Learn to Take a Punch
At a certain point, you have to leave the practice mat and hit the course running. That might be a mixed metaphor, but my point is, all of that writing and reading is only practice for the main hurdles of writing.
The shaping of a story into an evocative, powerful narrative is where being a writer takes over and leaves being a hobbyist in the dust.
Once you’re ready to start telling stories of your own, all that writing prep and literature consumption will show up in the way you choose to put your piece together. While not “really” writing, you’ll have Mr. Miyagi’d yourself into a lean, mean writing machine — while also developing your voice.
That elusive thing every editor and agent is looking for.
You’ll notice after this stage of reading, learning, and writing, that the words will flow from you as if they’ve just been waiting for you to give them permission to take form. Now, don’t be alarmed. They probably won’t be that great, but they’ll be better, and what you fudge in the first draft, you can take out in the wash of the second.

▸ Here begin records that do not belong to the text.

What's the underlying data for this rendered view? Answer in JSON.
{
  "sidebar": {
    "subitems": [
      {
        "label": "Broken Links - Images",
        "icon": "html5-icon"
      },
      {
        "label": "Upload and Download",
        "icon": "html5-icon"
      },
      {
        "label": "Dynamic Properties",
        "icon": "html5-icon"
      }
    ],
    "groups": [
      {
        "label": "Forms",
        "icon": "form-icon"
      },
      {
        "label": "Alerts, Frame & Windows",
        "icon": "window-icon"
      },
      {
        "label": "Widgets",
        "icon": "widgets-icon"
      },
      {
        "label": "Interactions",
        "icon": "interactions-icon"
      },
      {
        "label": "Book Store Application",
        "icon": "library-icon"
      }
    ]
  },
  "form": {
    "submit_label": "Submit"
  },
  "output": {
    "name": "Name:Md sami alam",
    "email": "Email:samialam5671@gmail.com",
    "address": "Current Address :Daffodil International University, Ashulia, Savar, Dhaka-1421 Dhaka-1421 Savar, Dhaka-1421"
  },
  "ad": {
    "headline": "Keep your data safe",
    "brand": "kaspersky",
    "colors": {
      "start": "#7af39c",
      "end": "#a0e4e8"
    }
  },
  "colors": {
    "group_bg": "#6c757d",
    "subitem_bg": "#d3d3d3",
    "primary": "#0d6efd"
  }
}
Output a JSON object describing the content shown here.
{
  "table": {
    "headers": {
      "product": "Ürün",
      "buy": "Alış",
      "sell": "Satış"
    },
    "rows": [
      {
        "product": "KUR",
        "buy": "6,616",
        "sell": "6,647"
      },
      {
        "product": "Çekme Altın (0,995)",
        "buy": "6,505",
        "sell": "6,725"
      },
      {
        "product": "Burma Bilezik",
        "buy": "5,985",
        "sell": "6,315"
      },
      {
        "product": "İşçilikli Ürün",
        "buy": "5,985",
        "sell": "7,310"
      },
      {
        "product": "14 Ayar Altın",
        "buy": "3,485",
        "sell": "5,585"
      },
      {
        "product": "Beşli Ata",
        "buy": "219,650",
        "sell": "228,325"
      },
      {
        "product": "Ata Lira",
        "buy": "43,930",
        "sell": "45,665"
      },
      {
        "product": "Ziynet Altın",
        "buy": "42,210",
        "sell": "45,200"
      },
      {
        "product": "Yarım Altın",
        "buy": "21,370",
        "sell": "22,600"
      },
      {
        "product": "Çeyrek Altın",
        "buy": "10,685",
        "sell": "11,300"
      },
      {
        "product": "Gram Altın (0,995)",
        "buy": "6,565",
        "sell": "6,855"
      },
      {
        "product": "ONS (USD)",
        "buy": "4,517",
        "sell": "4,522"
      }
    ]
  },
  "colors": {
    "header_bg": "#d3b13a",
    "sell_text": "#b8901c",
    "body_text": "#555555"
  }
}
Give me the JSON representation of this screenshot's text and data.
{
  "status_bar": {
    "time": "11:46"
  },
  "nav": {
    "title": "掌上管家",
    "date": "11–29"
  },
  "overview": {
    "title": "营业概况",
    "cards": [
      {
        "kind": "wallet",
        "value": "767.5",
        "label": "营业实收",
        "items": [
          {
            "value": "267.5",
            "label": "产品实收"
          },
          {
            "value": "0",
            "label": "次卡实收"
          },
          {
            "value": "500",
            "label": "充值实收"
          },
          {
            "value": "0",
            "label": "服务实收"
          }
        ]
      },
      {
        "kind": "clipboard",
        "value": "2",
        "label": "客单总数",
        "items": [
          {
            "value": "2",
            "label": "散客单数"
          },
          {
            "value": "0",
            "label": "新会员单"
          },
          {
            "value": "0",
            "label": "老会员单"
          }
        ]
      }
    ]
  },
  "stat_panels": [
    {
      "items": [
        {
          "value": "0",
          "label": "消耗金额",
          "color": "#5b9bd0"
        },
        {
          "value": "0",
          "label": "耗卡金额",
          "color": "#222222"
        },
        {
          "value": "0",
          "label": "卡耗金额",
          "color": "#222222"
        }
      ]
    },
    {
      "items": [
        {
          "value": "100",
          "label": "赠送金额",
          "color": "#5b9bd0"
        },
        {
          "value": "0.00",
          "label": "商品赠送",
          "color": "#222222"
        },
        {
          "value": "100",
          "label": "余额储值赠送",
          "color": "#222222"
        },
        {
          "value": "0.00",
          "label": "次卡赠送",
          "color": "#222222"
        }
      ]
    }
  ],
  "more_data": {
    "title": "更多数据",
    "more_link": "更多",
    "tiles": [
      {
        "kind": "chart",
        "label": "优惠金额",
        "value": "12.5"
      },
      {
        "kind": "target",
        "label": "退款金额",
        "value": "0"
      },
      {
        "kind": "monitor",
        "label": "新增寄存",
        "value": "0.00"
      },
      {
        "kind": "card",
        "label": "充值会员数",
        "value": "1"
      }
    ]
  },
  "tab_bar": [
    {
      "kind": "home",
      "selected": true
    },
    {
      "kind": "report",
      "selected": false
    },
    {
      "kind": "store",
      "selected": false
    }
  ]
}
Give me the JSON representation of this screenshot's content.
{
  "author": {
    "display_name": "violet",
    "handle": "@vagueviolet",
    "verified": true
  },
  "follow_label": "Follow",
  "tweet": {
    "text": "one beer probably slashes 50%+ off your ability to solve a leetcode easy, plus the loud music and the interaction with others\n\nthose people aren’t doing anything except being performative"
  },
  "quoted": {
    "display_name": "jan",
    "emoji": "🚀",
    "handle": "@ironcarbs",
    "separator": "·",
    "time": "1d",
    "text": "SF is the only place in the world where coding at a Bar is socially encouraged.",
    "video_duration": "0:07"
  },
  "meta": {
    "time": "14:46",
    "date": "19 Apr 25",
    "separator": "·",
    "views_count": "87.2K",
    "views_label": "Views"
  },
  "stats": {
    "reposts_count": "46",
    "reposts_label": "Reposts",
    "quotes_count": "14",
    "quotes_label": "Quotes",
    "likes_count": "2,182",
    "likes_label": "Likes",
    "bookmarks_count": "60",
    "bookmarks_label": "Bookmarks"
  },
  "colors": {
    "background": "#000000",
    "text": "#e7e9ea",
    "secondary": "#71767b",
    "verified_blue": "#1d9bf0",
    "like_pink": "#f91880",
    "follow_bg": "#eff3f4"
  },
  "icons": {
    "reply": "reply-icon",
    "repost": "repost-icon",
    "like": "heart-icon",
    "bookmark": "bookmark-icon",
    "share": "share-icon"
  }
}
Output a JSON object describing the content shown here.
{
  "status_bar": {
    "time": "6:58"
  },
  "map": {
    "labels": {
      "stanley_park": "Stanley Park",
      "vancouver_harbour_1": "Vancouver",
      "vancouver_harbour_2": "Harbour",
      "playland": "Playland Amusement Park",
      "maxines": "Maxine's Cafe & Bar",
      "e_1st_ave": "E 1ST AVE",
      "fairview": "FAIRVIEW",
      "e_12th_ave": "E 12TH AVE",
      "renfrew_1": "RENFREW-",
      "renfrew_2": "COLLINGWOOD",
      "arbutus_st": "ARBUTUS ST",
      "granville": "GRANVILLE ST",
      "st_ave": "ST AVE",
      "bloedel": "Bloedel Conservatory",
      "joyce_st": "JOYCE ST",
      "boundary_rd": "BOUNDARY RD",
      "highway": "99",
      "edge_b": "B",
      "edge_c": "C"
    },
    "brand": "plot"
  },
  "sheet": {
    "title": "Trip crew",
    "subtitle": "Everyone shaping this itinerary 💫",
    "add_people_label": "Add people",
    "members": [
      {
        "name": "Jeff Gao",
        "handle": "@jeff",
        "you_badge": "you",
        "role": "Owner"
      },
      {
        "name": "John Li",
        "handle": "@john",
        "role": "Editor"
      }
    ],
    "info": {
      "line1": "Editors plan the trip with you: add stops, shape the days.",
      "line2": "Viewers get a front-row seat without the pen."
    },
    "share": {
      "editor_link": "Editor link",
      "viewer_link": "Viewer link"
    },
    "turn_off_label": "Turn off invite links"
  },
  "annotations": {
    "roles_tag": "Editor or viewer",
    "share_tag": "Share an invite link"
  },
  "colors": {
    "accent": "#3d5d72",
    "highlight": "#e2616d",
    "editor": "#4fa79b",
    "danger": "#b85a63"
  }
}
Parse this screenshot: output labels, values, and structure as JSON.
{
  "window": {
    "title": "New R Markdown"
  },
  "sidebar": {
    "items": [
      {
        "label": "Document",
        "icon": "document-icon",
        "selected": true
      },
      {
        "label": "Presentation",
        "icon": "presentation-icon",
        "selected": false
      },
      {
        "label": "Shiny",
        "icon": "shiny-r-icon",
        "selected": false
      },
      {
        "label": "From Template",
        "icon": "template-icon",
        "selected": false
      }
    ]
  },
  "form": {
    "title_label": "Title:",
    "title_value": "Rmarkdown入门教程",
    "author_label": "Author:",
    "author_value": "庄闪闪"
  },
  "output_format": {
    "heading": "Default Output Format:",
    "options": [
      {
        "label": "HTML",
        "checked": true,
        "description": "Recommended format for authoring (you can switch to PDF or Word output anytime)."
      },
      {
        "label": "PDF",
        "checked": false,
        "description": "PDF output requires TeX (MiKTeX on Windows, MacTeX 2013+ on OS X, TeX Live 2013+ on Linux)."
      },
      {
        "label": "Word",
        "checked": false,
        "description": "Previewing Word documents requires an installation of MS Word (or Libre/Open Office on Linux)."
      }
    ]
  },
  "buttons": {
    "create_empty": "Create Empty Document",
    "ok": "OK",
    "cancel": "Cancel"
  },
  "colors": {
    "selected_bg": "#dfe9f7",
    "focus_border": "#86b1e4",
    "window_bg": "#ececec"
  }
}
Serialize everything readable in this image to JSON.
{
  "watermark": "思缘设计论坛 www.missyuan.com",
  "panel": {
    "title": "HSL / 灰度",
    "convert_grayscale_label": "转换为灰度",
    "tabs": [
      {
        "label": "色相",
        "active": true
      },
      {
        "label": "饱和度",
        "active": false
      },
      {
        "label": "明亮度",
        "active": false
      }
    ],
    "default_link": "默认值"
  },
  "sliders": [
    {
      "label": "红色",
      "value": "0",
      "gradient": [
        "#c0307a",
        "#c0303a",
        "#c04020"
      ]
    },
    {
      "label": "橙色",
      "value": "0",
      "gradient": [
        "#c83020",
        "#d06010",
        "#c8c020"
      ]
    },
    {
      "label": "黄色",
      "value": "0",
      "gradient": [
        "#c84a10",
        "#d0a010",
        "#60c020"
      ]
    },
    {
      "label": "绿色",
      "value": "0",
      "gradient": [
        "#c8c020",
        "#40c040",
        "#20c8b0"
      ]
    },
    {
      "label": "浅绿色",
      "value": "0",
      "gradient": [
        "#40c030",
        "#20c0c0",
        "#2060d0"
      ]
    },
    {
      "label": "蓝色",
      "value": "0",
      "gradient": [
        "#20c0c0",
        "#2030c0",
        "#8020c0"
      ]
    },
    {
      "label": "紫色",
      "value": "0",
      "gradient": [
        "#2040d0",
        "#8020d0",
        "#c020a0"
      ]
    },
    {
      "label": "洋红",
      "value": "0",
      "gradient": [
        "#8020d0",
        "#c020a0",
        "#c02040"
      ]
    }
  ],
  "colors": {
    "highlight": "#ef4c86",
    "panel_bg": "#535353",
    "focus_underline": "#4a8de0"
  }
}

The best thing to do at this point is to continue writing. In fact, when in doubt, continue writing. Once you’re done with your pieces, read over them, edit, and critique them as though they were someone else’s words that you came across.
Be as objective and detached as possible. It’ll be easier to take the harsh criticism that is undoubtedly in your future.
Once you’ve written, edited, and molded your piece into the best shape you can, you’ll end up looking at it as a masterpiece.
Unfortunately, you’ll be dead wrong.
At this stage, you’re going to need to show your work to other people. Steer clear of close friends, family, and spouses. Sometimes even the smallest critique can cut like daggers when said by someone you care about.
The importance of ripping off the band-aid of outside critiques is simply to prepare you for the competitive and discouraging world of submitting for publication. I know so many writers who were committed to writing and being a writer, but once they got that first rejection, they hung up their ink and walked away.
Harsh Truth #666 of Writing: It doesn’t matter if you put your all into a work; sometimes, it’s just not a good fit for a publication.
All that commitment and dedication is great, but if you can’t take a critique or rejection, you’ll be out of this writing game before you know it.
Not every writer will respond well to these steps. Some writers will want to dive right into the last step and start submitting the first stories they write without any real edits or critiques from others.
Who knows, maybe those people will succeed. Maybe all the fame and glory will go to the unprepared.
Doubtful, but maybe.
Others will say that it takes more than these steps. They’ll be right. It takes so much work, time, and practice to get to the point of being a successful creator. These are simply the stages that worked for me and others.
If you’re looking for a group to teach you the writing ropes, check out my international writing group aimed at crafting better writers through direct instruction, craft exercises, professional insider tips, and more.